Angola has adopted legislative measures, revised legislation regulating the mining sector and strengthened environmental protection standards by introducing requirements for environmental impact studies and public consultations.
The government has introduced legislation and issued decrees to protect the environment, namely Presidential Decree 194/11 of 7 June on Environmental Degradation and Decree 3/2014 of 10 February on Environmental Crimes. Legislative measures have been taken to improve the environmental and social licensing system for companies, making it compulsory for companies to conduct environmental impact studies.
Has your government adopted a National Action Plan on business and human rights as encouraged by the UN Human Rights Council and UN Working Group on business & human rights, or will it do so in the future?
The Angolan government is preparing a generic National Human Rights Education Strategy and is studying the possibility of adopting measures on Business and Human Rights in accordance with the guidelines issued by the United Nations Human Rights Council.
Access to remedy: What steps have been taken to develop new non-judicial remedies, improve existing mechanisms, and reduce barriers for victims?
The Ministry of Justice and Human Rights is establishing Out-of-Court Dispute Settlement Centres (CRELs) throughout the country. They provide legal advice and assistance to citizens, as well as conciliation, mediation and arbitration services. The CRELs can provide support to victims. An independent Ombudsman works to defend citizens' rights, freedoms and guarantees and ensure justice and legality in the public administration through informal procedures.
Access to remedy: For companies headquartered in your country or their subsidiaries, has your government taken steps to enhance accountability for human rights impacts abroad?
In general, accountability and respect for fundamental principles of human rights is the responsibility of all companies, whether they have operations inside or outside the country.

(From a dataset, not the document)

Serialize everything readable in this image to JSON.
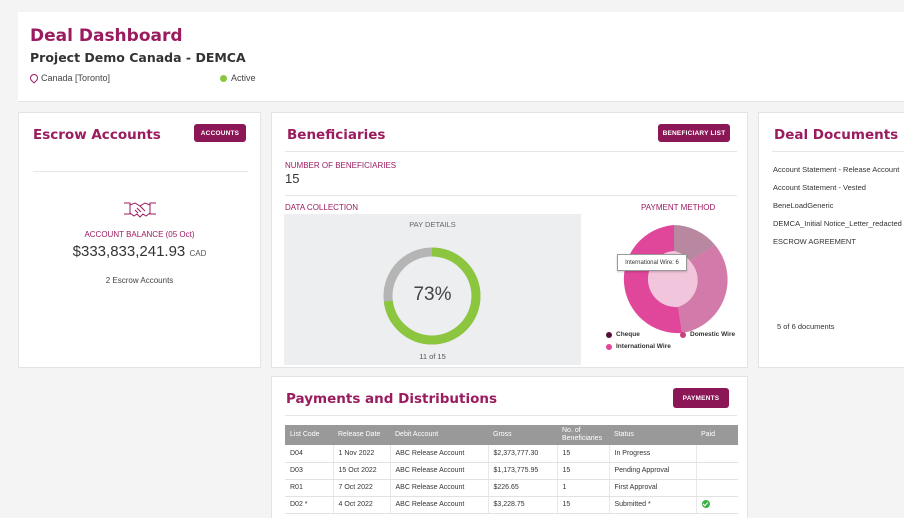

Which factors impede your government’s ability to take action on business and human rights?
- Lack of resources for enforcement, monitoring and prosecution

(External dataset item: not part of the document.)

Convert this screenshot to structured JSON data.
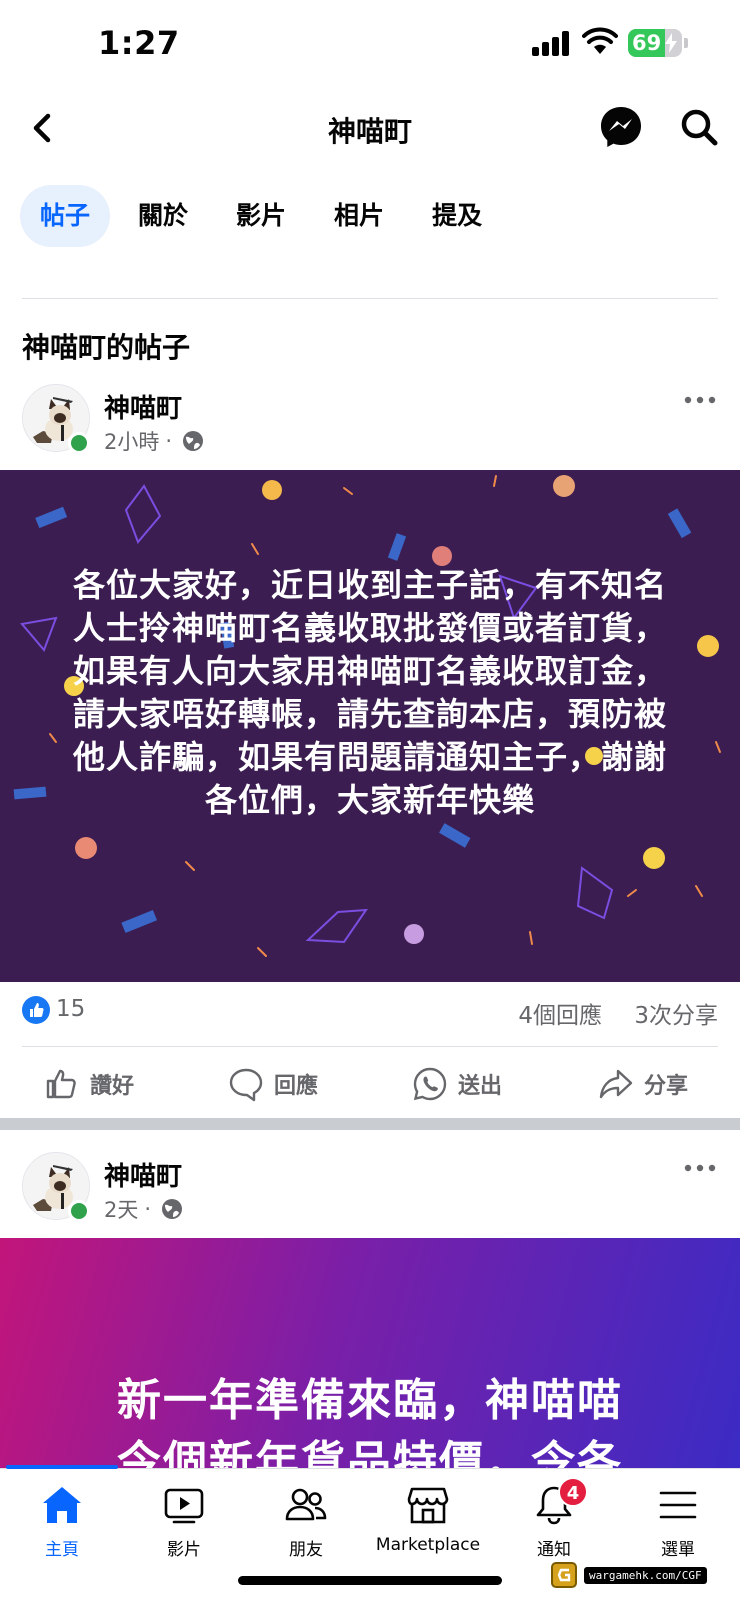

- Concern about deterring foreign investment
- Opposition by economic interest groups or business associations
- Political limitations imposed by foreign governments or multilateral institutions
- Lack of understanding or awareness of business & human rights in government
- Challenges of coordinating across government departments
Not a factor:
- Opposition or lack of consensus within government
- Other opposition by influential people or groups outside government
What, if any, form of support would your government welcome the most to help advance its actions to improve companies’ impacts on human rights?
Support could be in the form of capacity-building, training, technical assistance, and sharing experiences with other countries and companies.
Please share with us any further comments, including ideas for future collaboration and shared learning to advance business & human rights.
It is important for companies to respect human rights and show respect for the dignity of human brings in a direct way and through their image and activities. Observation of these principles helps companies train their staff by opening up space for debate, promoting dialogue and maintaining open forums.